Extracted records

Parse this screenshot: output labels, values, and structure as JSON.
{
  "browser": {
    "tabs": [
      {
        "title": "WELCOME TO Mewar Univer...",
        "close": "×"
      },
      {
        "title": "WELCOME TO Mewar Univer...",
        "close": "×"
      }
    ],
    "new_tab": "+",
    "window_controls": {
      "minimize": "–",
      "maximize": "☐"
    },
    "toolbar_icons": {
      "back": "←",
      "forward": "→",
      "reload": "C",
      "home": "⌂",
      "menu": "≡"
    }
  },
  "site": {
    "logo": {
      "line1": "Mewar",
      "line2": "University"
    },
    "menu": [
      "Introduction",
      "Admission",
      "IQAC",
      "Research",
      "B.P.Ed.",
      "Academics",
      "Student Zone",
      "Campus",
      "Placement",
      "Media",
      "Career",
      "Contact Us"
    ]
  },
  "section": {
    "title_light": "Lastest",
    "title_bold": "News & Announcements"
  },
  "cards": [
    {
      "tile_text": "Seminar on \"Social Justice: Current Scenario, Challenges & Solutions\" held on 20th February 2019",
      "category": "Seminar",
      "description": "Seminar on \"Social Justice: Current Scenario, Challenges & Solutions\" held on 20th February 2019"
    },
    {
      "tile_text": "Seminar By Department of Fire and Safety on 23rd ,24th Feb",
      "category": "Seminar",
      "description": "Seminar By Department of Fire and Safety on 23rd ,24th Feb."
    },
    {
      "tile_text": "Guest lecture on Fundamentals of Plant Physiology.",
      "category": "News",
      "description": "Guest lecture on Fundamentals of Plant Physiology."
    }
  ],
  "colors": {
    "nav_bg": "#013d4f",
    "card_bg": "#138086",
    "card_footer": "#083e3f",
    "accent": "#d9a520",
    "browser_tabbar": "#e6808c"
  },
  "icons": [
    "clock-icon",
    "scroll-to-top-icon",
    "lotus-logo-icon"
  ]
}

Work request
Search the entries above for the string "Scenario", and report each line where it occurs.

Finished task
      "tile_text": "Seminar on \"Social Justice: Current Scenario, Challenges & Solutions\" held on 20th February 2019",
      "description": "Seminar on \"Social Justice: Current Scenario, Challenges & Solutions\" held on 20th February 2019"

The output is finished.